These changes promise a brighter economic future for Japan. But they will be painful to implement, imposing not just economic but social costs. For this reason, TPP entry is being resisted by many in the DPJ and by vested interests, particularly the agricultural lobby. But none of these opponents has laid out an alternative plan for securing Japan’s hard-won economic prosperity in the face of an aging and declining population and intense global competition—competition that has only become stronger since Mexico and Canada were recently approved for TPP membership.
Noda has a narrow window over the next few months to earn a better place in history than most of his feckless predecessors by persuading his countrymen that TPP is the only realistic plan to force Japan’s needed structural change. Assuming he survives the mutiny in his party and is able to push the consumption tax legislation through the Upper House by the end of the summer, Noda should turn back to the task of developing a plan for comprehensive agriculture reform, a de facto precondition for Japan’s TPP entry. He should then tell the world—ideally by the time of the UN General Assembly meetings in late September—that he has made a clear decision to join TPP.
To persuade the existing TPP members—notably the United States—that Japan is ready, Noda will need to put a few confidence-building measures on the table. In addition to a credible agriculture plan, Washington wants to see a standstill on recent postal “reforms” that threaten to upset the competitive playing field for U.S. insurance companies; and some token concessions on further opening Japan’s automobile market to counter the fierce opposition to Japan’s entry from the U.S. auto industry.
Assuming Noda comes through and provides the necessary ammunition, the White House should seize the opportunity to make the case to Congress for Japanese TPP entry. To be sure, there are political risks in an election year to advocating more trade with Japan, and it may not be realistic to start the clock on the required 90-day congressional notification until immediately after the presidential election. But win or lose in November, President Obama has a chance to secure his legacy as the United States’ first Asia-Pacific president by bringing the world’s third-largest economy into TPP. Japanese entry will be a game-changer in both economic and strategic terms, by substantially increasing the economic heft of the group; by putting another champion of high-standard trade and investment rules on Washington’s side of the negotiating table; and by making it more difficult for other Asian countries—ultimately including China—to resist joining TPP.
President Obama could be forgiven for struggling to remember the names of all four Japanese prime ministers who have served during his administration. Noda has a chance to be the first memorable one, if he continues to show the kind of resolve he has demonstrated over the past month on other key policy challenges. Noda-san, ganbare!
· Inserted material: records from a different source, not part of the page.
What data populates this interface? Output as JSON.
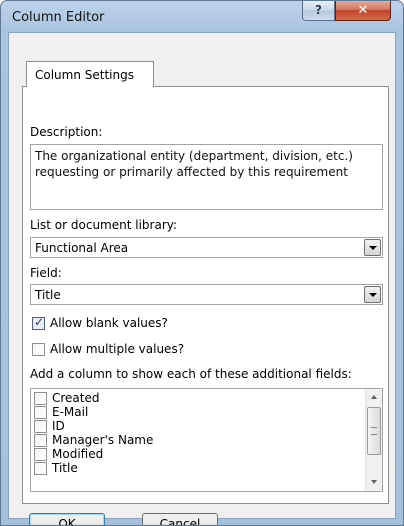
{
  "window": {
    "title": "Column Editor",
    "help_glyph": "?",
    "close_glyph": "✕"
  },
  "tab": {
    "label": "Column Settings"
  },
  "description": {
    "label": "Description:",
    "value": "The organizational entity (department, division, etc.) requesting or primarily affected by this requirement"
  },
  "list_library": {
    "label": "List or document library:",
    "selected": "Functional Area"
  },
  "field": {
    "label": "Field:",
    "selected": "Title"
  },
  "options": {
    "allow_blank": {
      "label": "Allow blank values?",
      "checked": true
    },
    "allow_multiple": {
      "label": "Allow multiple values?",
      "checked": false
    }
  },
  "additional_fields": {
    "label": "Add a column to show each of these additional fields:",
    "items": [
      {
        "label": "Created",
        "checked": false
      },
      {
        "label": "E-Mail",
        "checked": false
      },
      {
        "label": "ID",
        "checked": false
      },
      {
        "label": "Manager's Name",
        "checked": false
      },
      {
        "label": "Modified",
        "checked": false
      },
      {
        "label": "Title",
        "checked": false
      }
    ]
  },
  "buttons": {
    "ok": "OK",
    "cancel": "Cancel"
  },
  "colors": {
    "title_bar": "#a9c3e1",
    "close_button": "#c2462b",
    "default_button_border": "#3c7fb1"
  }
}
Matthew P. Goodman holds the William E. Simon Chair in Political Economy at CSIS.
Matthew P. Goodman is senior vice president and William E. Simon Chair in Political Economy at CSIS, with particular emphasis on Northeast Asia.